DinnerDork [ \ˈdi-nər\\ˈdȯrk\ ]


It’s crazy how complete strangers can impact our lives through their work. The late, great Robin Williams is one of those people. His body of work is full of opportunities to express the most human of emotions – sorrow, triumph, and perhaps the most human of all – laughter. There’s a tradition in my family to make special dishes for joyous and mournful occasions. Reflecting on memories while preparing a dish to honor a person or occasion, providing a physical reminder of their gifts to the world; a memory that’s rekindled whenever their special dish is enjoyed in the future. ABC (Australian Broadcasting Company) news shared a nice recap of Robin Williams’ participation in a Reddit forum last year, where he answered fan questions about some of his favorite things. He frequently spoke of his children, and how precious the time shared with them has been, so I wasn’t surprised to read that C.S. Lewis’ The Lion, the Witch and the Wardrobe was both his favorite childhood read and favorite book from The Chronicles of Narnia series to read aloud to his own children. I, too have fond memories of reading the books, watching the BBC series as a child and enjoying the movies with my own daughter. Like Williams’ children, my daughter’s favorite within the series is The Lion, the Witch and the Wardrobe. As a small tribute to Robin Williams and his reminder to share and cherish our loved ones, I’m sharing this recipe for turkish delight – the candy that plays a special role in his favorite childhood story.

Things to love/know:

  • The significance of this tasty candy in C.S. Lewis’ The Lion, the Witch and the Wardrobe makes this recipe a fun one to make and share with kids. It’s a great treat to make the day before family movie night, if you’re planning to watch The Lion, the Witch and the Wardrobe.
  • Beautiful and tasty, this is a great recipe to make for gifts, candy exchanges and tea parties. Just be sure to store left-overs in an airtight container.
  • If you’re planning a tea party, the rose water that gives turkish delight its distinct flavor is a great addition to tea biscuits and other cookies, scones and cakes. It can even be mixed with warm milk to flavor the milk into a special beverage for anyone who doesn’t like/want  tea.
  • The rose water may be tough to find, depending on where you live. It’s typically stocked in Middle Eastern markets, but can also be found cheaply online, and even quickly online.
  • This recipe like most candy recipes requires use of a candy thermometer. They can be found online and in many cooking supply stores. If you don’t have one already, be sure to get one with convenient features so it can be used for candy making and frying. Ones with a clip attachment are easy to use – simply attach to your pot and read the temperature without the fuss of trying to hold the thermometer while stirring.
  • This is a 2-day recipe.
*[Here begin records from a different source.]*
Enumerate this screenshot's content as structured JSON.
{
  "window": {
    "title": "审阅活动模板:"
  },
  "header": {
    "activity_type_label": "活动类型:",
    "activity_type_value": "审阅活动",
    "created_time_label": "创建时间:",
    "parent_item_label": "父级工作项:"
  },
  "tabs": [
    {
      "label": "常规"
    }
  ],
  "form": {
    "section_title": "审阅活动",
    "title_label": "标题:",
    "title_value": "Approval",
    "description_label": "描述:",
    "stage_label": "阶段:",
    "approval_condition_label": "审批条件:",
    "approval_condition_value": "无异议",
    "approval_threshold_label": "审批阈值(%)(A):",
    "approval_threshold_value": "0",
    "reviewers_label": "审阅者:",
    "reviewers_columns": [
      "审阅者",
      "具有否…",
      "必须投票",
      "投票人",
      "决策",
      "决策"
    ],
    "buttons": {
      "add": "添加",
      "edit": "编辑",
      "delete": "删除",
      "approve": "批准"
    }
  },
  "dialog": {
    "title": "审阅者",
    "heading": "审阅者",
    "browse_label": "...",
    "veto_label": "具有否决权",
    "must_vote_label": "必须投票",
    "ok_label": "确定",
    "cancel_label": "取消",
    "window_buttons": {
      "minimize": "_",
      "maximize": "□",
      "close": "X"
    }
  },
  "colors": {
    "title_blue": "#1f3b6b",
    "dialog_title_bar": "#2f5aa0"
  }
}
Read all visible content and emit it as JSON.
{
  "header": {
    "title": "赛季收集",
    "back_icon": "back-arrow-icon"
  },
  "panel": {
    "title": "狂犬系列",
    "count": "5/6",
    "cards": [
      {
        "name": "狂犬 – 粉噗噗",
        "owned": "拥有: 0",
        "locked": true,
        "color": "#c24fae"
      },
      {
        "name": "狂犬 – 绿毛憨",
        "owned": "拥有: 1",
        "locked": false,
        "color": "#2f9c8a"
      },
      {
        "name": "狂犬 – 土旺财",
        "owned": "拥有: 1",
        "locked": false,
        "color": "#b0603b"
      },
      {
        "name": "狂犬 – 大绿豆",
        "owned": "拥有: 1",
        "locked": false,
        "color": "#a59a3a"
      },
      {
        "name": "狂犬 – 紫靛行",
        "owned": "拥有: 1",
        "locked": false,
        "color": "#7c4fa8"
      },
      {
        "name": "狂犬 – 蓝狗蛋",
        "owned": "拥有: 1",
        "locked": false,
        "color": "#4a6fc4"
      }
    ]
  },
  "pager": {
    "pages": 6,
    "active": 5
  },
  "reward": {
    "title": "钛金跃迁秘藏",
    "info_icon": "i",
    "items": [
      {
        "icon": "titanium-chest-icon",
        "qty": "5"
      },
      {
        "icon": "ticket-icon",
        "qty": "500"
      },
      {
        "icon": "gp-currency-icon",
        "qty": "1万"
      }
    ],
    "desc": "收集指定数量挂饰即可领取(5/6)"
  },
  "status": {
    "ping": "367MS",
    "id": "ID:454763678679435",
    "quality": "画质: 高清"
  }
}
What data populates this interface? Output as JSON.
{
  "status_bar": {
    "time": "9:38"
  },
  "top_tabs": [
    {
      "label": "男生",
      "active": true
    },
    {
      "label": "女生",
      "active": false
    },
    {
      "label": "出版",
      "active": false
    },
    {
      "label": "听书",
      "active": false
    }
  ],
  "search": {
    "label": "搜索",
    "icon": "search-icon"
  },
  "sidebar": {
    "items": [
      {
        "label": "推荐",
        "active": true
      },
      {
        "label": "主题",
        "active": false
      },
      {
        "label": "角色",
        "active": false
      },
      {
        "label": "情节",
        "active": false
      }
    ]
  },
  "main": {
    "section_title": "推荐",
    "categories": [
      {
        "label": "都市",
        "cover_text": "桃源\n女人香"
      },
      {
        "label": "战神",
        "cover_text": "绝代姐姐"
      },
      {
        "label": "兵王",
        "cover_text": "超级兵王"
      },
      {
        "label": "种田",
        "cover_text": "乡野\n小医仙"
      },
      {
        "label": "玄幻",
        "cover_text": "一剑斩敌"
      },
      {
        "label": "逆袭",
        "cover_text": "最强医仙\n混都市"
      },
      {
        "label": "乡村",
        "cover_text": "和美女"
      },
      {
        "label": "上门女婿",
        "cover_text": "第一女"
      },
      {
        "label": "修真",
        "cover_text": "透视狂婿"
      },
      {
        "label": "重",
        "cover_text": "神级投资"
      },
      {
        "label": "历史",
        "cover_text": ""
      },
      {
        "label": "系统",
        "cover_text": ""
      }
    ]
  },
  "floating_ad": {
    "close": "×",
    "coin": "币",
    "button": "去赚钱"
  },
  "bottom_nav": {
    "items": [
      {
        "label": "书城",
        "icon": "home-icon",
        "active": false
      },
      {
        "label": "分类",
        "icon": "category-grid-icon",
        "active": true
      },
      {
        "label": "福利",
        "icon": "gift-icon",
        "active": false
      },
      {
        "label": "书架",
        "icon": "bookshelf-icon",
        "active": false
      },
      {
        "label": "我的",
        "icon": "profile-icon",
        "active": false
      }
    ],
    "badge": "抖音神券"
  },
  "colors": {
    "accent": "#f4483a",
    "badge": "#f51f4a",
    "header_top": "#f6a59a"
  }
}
The candy will be made one day and left to set overnight before being sliced and dusted for serving the next day.



  • 4.5 cups of water
  • 4 cups of white sugar
  • 1.25 cups cornstarch
  • 1 cup confectioners sugar (used on day 2)
  • 1.5 tbsp rose water (typically stocked in Middle Eastern markets, but can also be found cheaply online, and even quickly online.)
  • 2 tsp lemon juice
  • 1 tsp cream of tartar
  • 2-3 drops red food coloring


  • Prepare a small dish (approx. 10×8″) – line with wax paper and coat with nonstick spray.
  • In a small saucepan combine: white sugar, lemon juice, and 1.5 cups of water over medium heat, stirring until the sugar is completely dissolved. Bring to a boil, carefully stirring to avoid forming sugar crystals along the side.
  • Insert a candy thermometer and allow to boil. You’ll want the mixture to eventually reach 240 degrees.
  • While it’s boiling: combine 3 cups of water, the cream of tartar and cornstarch in another saucepan. Place on medium heat and gently whisk until it is smooth and thick.
  • When the sugar mixture reaches 240 degrees, remove it from the cooktop and pour it into the cornstarch mixture, whisking so that it combines smoothly.
  • Turn the heat down to low, maintaining a gentle simmer and whisk intermittently (every 10 – 12 minutes) over the course of an hour.  This is a great step for children to set a timer every 10 minutes when the candy should be stirred.
  • When the candy is done (in about an hour)  it will be thick and pale yellow in color.

making turkish delight

  • Remove from the heat and stir in the rose water and food coloring, until well combined.
  • Pour the mixture into the prepared pan and allow it to set on a countertop overnight. Uncovered is best, but if your pets are nosey like mine you can drape wax paper overtop, very loosely  (and barricade if your cat is a ninja like mine 🙂 ).
  • The next day, prepare a cutting board with a bit of confectioners sugar and coat a cutting knife with some nonstick spray.
  • Flip the dish containing the candy onto the prepared board and peel the wax paper away.

Making Turkish Delight 2

  • Cut into small square or your preferred shape.
  • Dust all sides with confectioners sugar before placing on a serving dish, and enjoy right away!

Turkish Delight2